All pictures are to be dropped, and the remaining data set down exactly.

※

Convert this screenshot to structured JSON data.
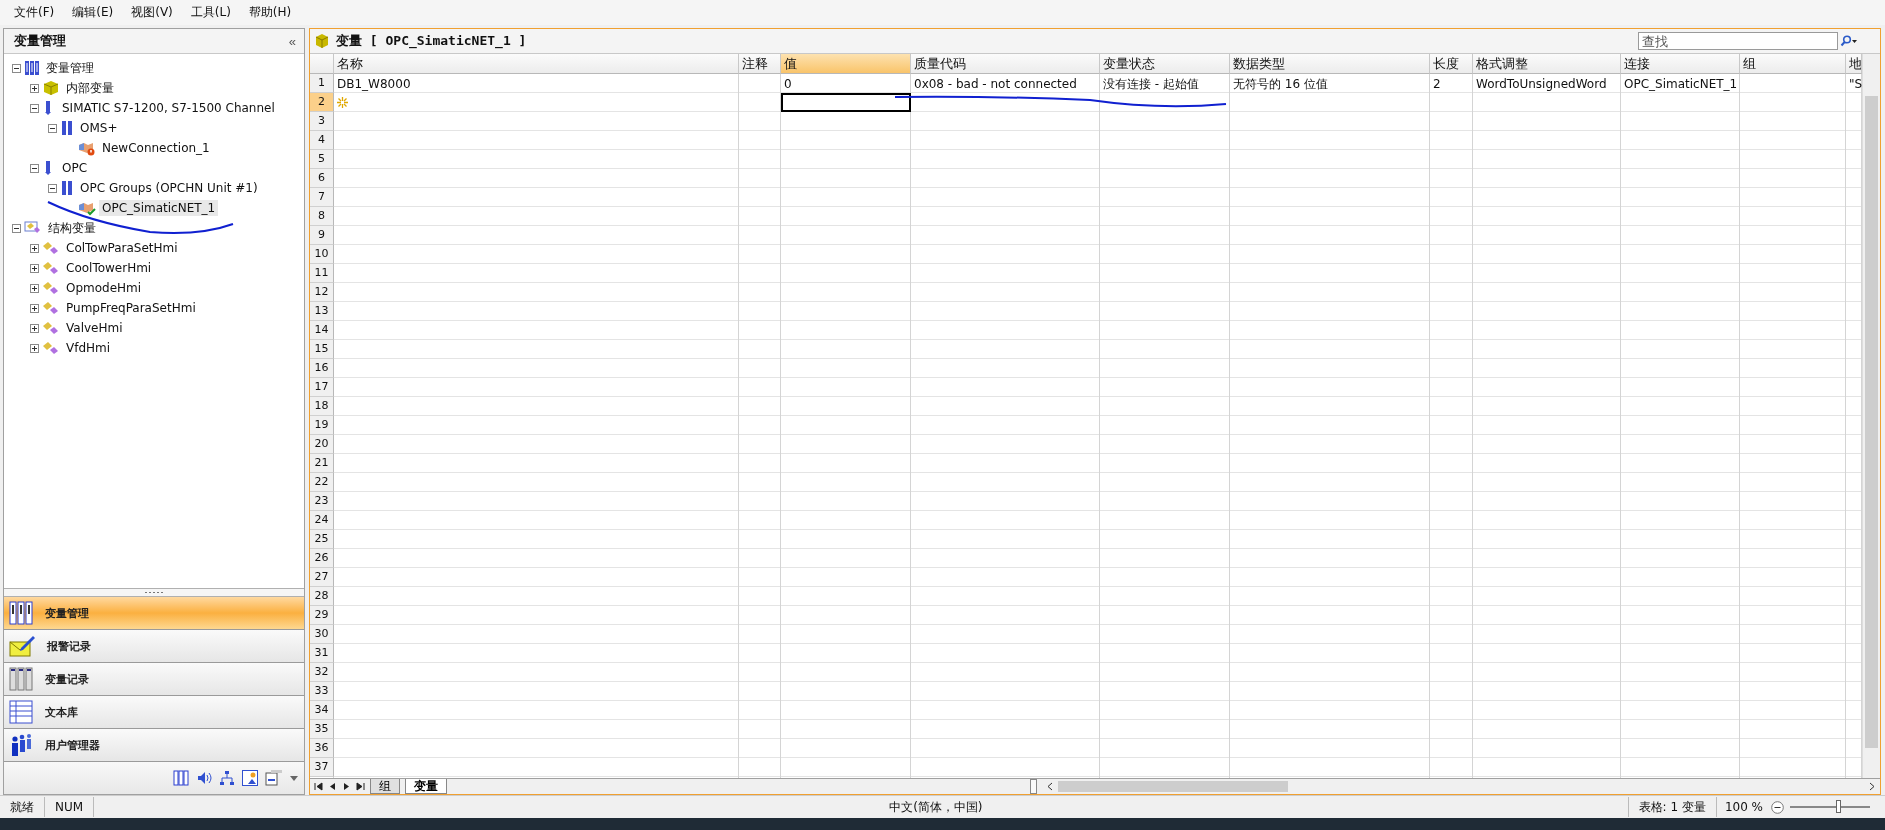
{
  "menu": [
    "文件(F)",
    "编辑(E)",
    "视图(V)",
    "工具(L)",
    "帮助(H)"
  ],
  "sidebar": {
    "title": "变量管理",
    "collapse": "«",
    "tree": [
      {
        "kind": "root",
        "label": "变量管理",
        "expanded": true,
        "selected": false,
        "children": [
          {
            "kind": "internal",
            "label": "内部变量",
            "expanded": false,
            "selected": false
          },
          {
            "kind": "channel",
            "label": "SIMATIC S7-1200, S7-1500 Channel",
            "expanded": true,
            "selected": false,
            "children": [
              {
                "kind": "group",
                "label": "OMS+",
                "expanded": true,
                "selected": false,
                "children": [
                  {
                    "kind": "connection-error",
                    "label": "NewConnection_1",
                    "selected": false
                  }
                ]
              }
            ]
          },
          {
            "kind": "channel",
            "label": "OPC",
            "expanded": true,
            "selected": false,
            "children": [
              {
                "kind": "group",
                "label": "OPC Groups (OPCHN Unit #1)",
                "expanded": true,
                "selected": false,
                "children": [
                  {
                    "kind": "connection-ok",
                    "label": "OPC_SimaticNET_1",
                    "selected": true
                  }
                ]
              }
            ]
          }
        ]
      },
      {
        "kind": "struct",
        "label": "结构变量",
        "expanded": true,
        "selected": false,
        "children": [
          {
            "kind": "struct-item",
            "label": "ColTowParaSetHmi",
            "expanded": false,
            "selected": false
          },
          {
            "kind": "struct-item",
            "label": "CoolTowerHmi",
            "expanded": false,
            "selected": false
          },
          {
            "kind": "struct-item",
            "label": "OpmodeHmi",
            "expanded": false,
            "selected": false
          },
          {
            "kind": "struct-item",
            "label": "PumpFreqParaSetHmi",
            "expanded": false,
            "selected": false
          },
          {
            "kind": "struct-item",
            "label": "ValveHmi",
            "expanded": false,
            "selected": false
          },
          {
            "kind": "struct-item",
            "label": "VfdHmi",
            "expanded": false,
            "selected": false
          }
        ]
      }
    ],
    "nav": [
      {
        "kind": "tags",
        "label": "变量管理",
        "selected": true
      },
      {
        "kind": "alarms",
        "label": "报警记录",
        "selected": false
      },
      {
        "kind": "logging",
        "label": "变量记录",
        "selected": false
      },
      {
        "kind": "text",
        "label": "文本库",
        "selected": false
      },
      {
        "kind": "users",
        "label": "用户管理器",
        "selected": false
      }
    ]
  },
  "editor": {
    "title": "变量 [ OPC_SimaticNET_1 ]",
    "search": {
      "placeholder": "查找"
    },
    "columns": [
      {
        "label": "名称",
        "selected": false
      },
      {
        "label": "注释",
        "selected": false
      },
      {
        "label": "值",
        "selected": true
      },
      {
        "label": "质量代码",
        "selected": false
      },
      {
        "label": "变量状态",
        "selected": false
      },
      {
        "label": "数据类型",
        "selected": false
      },
      {
        "label": "长度",
        "selected": false
      },
      {
        "label": "格式调整",
        "selected": false
      },
      {
        "label": "连接",
        "selected": false
      },
      {
        "label": "组",
        "selected": false
      },
      {
        "label": "地",
        "selected": false
      }
    ],
    "rows": [
      {
        "number": "1",
        "kind": "data",
        "selected": false,
        "cells": [
          "DB1_W8000",
          null,
          "0",
          "0x08 - bad - not connected",
          "没有连接 - 起始值",
          "无符号的 16 位值",
          "2",
          "WordToUnsignedWord",
          "OPC_SimaticNET_1",
          null,
          "\"S"
        ]
      },
      {
        "number": "2",
        "kind": "new",
        "selected": true
      },
      {
        "number": "3",
        "kind": "empty",
        "selected": false
      },
      {
        "number": "4",
        "kind": "empty",
        "selected": false
      },
      {
        "number": "5",
        "kind": "empty",
        "selected": false
      },
      {
        "number": "6",
        "kind": "empty",
        "selected": false
      },
      {
        "number": "7",
        "kind": "empty",
        "selected": false
      },
      {
        "number": "8",
        "kind": "empty",
        "selected": false
      },
      {
        "number": "9",
        "kind": "empty",
        "selected": false
      },
      {
        "number": "10",
        "kind": "empty",
        "selected": false
      },
      {
        "number": "11",
        "kind": "empty",
        "selected": false
      },
      {
        "number": "12",
        "kind": "empty",
        "selected": false
      },
      {
        "number": "13",
        "kind": "empty",
        "selected": false
      },
      {
        "number": "14",
        "kind": "empty",
        "selected": false
      },
      {
        "number": "15",
        "kind": "empty",
        "selected": false
      },
      {
        "number": "16",
        "kind": "empty",
        "selected": false
      },
      {
        "number": "17",
        "kind": "empty",
        "selected": false
      },
      {
        "number": "18",
        "kind": "empty",
        "selected": false
      },
      {
        "number": "19",
        "kind": "empty",
        "selected": false
      },
      {
        "number": "20",
        "kind": "empty",
        "selected": false
      },
      {
        "number": "21",
        "kind": "empty",
        "selected": false
      },
      {
        "number": "22",
        "kind": "empty",
        "selected": false
      },
      {
        "number": "23",
        "kind": "empty",
        "selected": false
      },
      {
        "number": "24",
        "kind": "empty",
        "selected": false
      },
      {
        "number": "25",
        "kind": "empty",
        "selected": false
      },
      {
        "number": "26",
        "kind": "empty",
        "selected": false
      },
      {
        "number": "27",
        "kind": "empty",
        "selected": false
      },
      {
        "number": "28",
        "kind": "empty",
        "selected": false
      },
      {
        "number": "29",
        "kind": "empty",
        "selected": false
      },
      {
        "number": "30",
        "kind": "empty",
        "selected": false
      },
      {
        "number": "31",
        "kind": "empty",
        "selected": false
      },
      {
        "number": "32",
        "kind": "empty",
        "selected": false
      },
      {
        "number": "33",
        "kind": "empty",
        "selected": false
      },
      {
        "number": "34",
        "kind": "empty",
        "selected": false
      },
      {
        "number": "35",
        "kind": "empty",
        "selected": false
      },
      {
        "number": "36",
        "kind": "empty",
        "selected": false
      },
      {
        "number": "37",
        "kind": "empty",
        "selected": false
      }
    ],
    "sheet_tabs": [
      {
        "label": "组",
        "selected": false
      },
      {
        "label": "变量",
        "selected": true
      }
    ]
  },
  "status_bar": {
    "state": "就绪",
    "num_lock": "NUM",
    "language": "中文(简体，中国)",
    "table_info": "表格: 1 变量",
    "zoom": "100 %",
    "zoom_slider": {
      "level": 0.6
    }
  }
}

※

#### RESPONSE:
Convert this screenshot to structured JSON data.
{
  "menu": [
    "文件(F)",
    "编辑(E)",
    "视图(V)",
    "工具(L)",
    "帮助(H)"
  ],
  "sidebar": {
    "title": "变量管理",
    "collapse": "«",
    "tree": [
      {
        "kind": "root",
        "label": "变量管理",
        "expanded": true,
        "selected": false,
        "children": [
          {
            "kind": "internal",
            "label": "内部变量",
            "expanded": false,
            "selected": false
          },
          {
            "kind": "channel",
            "label": "SIMATIC S7-1200, S7-1500 Channel",
            "expanded": true,
            "selected": false,
            "children": [
              {
                "kind": "group",
                "label": "OMS+",
                "expanded": true,
                "selected": false,
                "children": [
                  {
                    "kind": "connection-error",
                    "label": "NewConnection_1",
                    "selected": false
                  }
                ]
              }
            ]
          },
          {
            "kind": "channel",
            "label": "OPC",
            "expanded": true,
            "selected": false,
            "children": [
              {
                "kind": "group",
                "label": "OPC Groups (OPCHN Unit #1)",
                "expanded": true,
                "selected": false,
                "children": [
                  {
                    "kind": "connection-ok",
                    "label": "OPC_SimaticNET_1",
                    "selected": true
                  }
                ]
              }
            ]
          }
        ]
      },
      {
        "kind": "struct",
        "label": "结构变量",
        "expanded": true,
        "selected": false,
        "children": [
          {
            "kind": "struct-item",
            "label": "ColTowParaSetHmi",
            "expanded": false,
            "selected": false
          },
          {
            "kind": "struct-item",
            "label": "CoolTowerHmi",
            "expanded": false,
            "selected": false
          },
          {
            "kind": "struct-item",
            "label": "OpmodeHmi",
            "expanded": false,
            "selected": false
          },
          {
            "kind": "struct-item",
            "label": "PumpFreqParaSetHmi",
            "expanded": false,
            "selected": false
          },
          {
            "kind": "struct-item",
            "label": "ValveHmi",
            "expanded": false,
            "selected": false
          },
          {
            "kind": "struct-item",
            "label": "VfdHmi",
            "expanded": false,
            "selected": false
          }
        ]
      }
    ],
    "nav": [
      {
        "kind": "tags",
        "label": "变量管理",
        "selected": true
      },
      {
        "kind": "alarms",
        "label": "报警记录",
        "selected": false
      },
      {
        "kind": "logging",
        "label": "变量记录",
        "selected": false
      },
      {
        "kind": "text",
        "label": "文本库",
        "selected": false
      },
      {
        "kind": "users",
        "label": "用户管理器",
        "selected": false
      }
    ]
  },
  "editor": {
    "title": "变量 [ OPC_SimaticNET_1 ]",
    "search": {
      "placeholder": "查找"
    },
    "columns": [
      {
        "label": "名称",
        "selected": false
      },
      {
        "label": "注释",
        "selected": false
      },
      {
        "label": "值",
        "selected": true
      },
      {
        "label": "质量代码",
        "selected": false
      },
      {
        "label": "变量状态",
        "selected": false
      },
      {
        "label": "数据类型",
        "selected": false
      },
      {
        "label": "长度",
        "selected": false
      },
      {
        "label": "格式调整",
        "selected": false
      },
      {
        "label": "连接",
        "selected": false
      },
      {
        "label": "组",
        "selected": false
      },
      {
        "label": "地",
        "selected": false
      }
    ],
    "rows": [
      {
        "number": "1",
        "kind": "data",
        "selected": false,
        "cells": [
          "DB1_W8000",
          null,
          "0",
          "0x08 - bad - not connected",
          "没有连接 - 起始值",
          "无符号的 16 位值",
          "2",
          "WordToUnsignedWord",
          "OPC_SimaticNET_1",
          null,
          "\"S"
        ]
      },
      {
        "number": "2",
        "kind": "new",
        "selected": true
      },
      {
        "number": "3",
        "kind": "empty",
        "selected": false
      },
      {
        "number": "4",
        "kind": "empty",
        "selected": false
      },
      {
        "number": "5",
        "kind": "empty",
        "selected": false
      },
      {
        "number": "6",
        "kind": "empty",
        "selected": false
      },
      {
        "number": "7",
        "kind": "empty",
        "selected": false
      },
      {
        "number": "8",
        "kind": "empty",
        "selected": false
      },
      {
        "number": "9",
        "kind": "empty",
        "selected": false
      },
      {
        "number": "10",
        "kind": "empty",
        "selected": false
      },
      {
        "number": "11",
        "kind": "empty",
        "selected": false
      },
      {
        "number": "12",
        "kind": "empty",
        "selected": false
      },
      {
        "number": "13",
        "kind": "empty",
        "selected": false
      },
      {
        "number": "14",
        "kind": "empty",
        "selected": false
      },
      {
        "number": "15",
        "kind": "empty",
        "selected": false
      },
      {
        "number": "16",
        "kind": "empty",
        "selected": false
      },
      {
        "number": "17",
        "kind": "empty",
        "selected": false
      },
      {
        "number": "18",
        "kind": "empty",
        "selected": false
      },
      {
        "number": "19",
        "kind": "empty",
        "selected": false
      },
      {
        "number": "20",
        "kind": "empty",
        "selected": false
      },
      {
        "number": "21",
        "kind": "empty",
        "selected": false
      },
      {
        "number": "22",
        "kind": "empty",
        "selected": false
      },
      {
        "number": "23",
        "kind": "empty",
        "selected": false
      },
      {
        "number": "24",
        "kind": "empty",
        "selected": false
      },
      {
        "number": "25",
        "kind": "empty",
        "selected": false
      },
      {
        "number": "26",
        "kind": "empty",
        "selected": false
      },
      {
        "number": "27",
        "kind": "empty",
        "selected": false
      },
      {
        "number": "28",
        "kind": "empty",
        "selected": false
      },
      {
        "number": "29",
        "kind": "empty",
        "selected": false
      },
      {
        "number": "30",
        "kind": "empty",
        "selected": false
      },
      {
        "number": "31",
        "kind": "empty",
        "selected": false
      },
      {
        "number": "32",
        "kind": "empty",
        "selected": false
      },
      {
        "number": "33",
        "kind": "empty",
        "selected": false
      },
      {
        "number": "34",
        "kind": "empty",
        "selected": false
      },
      {
        "number": "35",
        "kind": "empty",
        "selected": false
      },
      {
        "number": "36",
        "kind": "empty",
        "selected": false
      },
      {
        "number": "37",
        "kind": "empty",
        "selected": false
      }
    ],
    "sheet_tabs": [
      {
        "label": "组",
        "selected": false
      },
      {
        "label": "变量",
        "selected": true
      }
    ]
  },
  "status_bar": {
    "state": "就绪",
    "num_lock": "NUM",
    "language": "中文(简体，中国)",
    "table_info": "表格: 1 变量",
    "zoom": "100 %",
    "zoom_slider": {
      "level": 0.6
    }
  }
}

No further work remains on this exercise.